» **What is needed**: In the listing below, how many lines contain the string "Tanaka"? Reply with the number alone.

-- Dataset records follows --

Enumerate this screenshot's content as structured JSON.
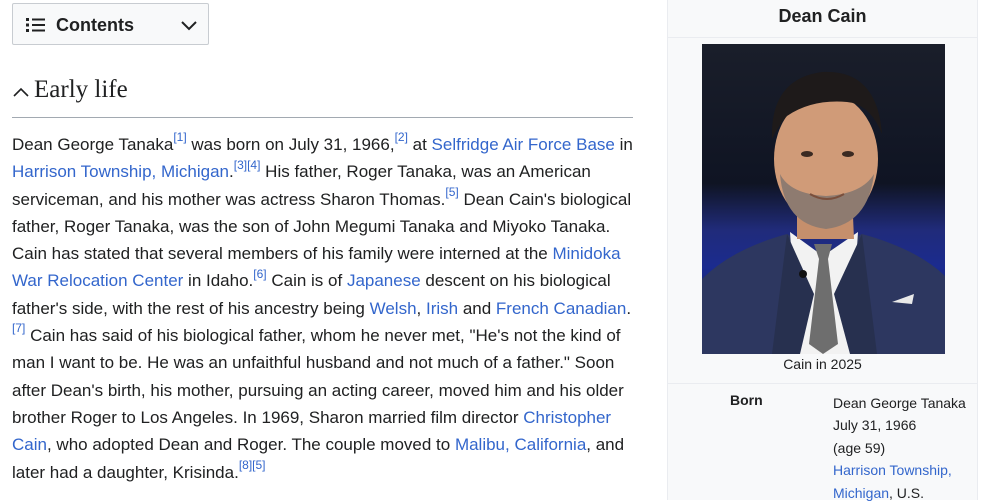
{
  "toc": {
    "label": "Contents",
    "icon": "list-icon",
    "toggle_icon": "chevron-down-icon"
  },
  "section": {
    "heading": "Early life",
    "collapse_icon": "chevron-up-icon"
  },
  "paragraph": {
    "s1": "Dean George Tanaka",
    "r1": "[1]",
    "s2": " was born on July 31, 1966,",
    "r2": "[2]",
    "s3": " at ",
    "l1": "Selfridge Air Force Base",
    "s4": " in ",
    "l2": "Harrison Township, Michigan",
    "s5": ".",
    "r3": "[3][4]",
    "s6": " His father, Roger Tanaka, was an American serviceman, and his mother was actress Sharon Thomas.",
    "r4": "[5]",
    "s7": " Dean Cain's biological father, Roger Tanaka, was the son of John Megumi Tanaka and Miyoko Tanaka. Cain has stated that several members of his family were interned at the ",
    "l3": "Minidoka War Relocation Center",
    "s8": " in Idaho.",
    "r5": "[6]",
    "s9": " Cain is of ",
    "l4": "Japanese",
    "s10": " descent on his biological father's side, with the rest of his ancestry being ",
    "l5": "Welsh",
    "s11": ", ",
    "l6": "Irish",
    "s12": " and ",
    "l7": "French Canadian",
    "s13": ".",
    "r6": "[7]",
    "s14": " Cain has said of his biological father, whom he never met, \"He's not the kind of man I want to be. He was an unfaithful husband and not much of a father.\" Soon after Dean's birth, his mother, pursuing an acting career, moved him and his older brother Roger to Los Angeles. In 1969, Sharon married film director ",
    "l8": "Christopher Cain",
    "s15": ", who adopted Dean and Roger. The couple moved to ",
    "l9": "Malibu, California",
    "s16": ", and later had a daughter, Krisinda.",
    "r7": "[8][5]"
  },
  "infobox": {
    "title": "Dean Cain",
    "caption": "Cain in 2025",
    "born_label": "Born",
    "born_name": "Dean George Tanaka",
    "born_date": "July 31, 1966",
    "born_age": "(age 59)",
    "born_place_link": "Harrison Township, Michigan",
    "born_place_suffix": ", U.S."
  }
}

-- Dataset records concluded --

» **Result of this task**: 4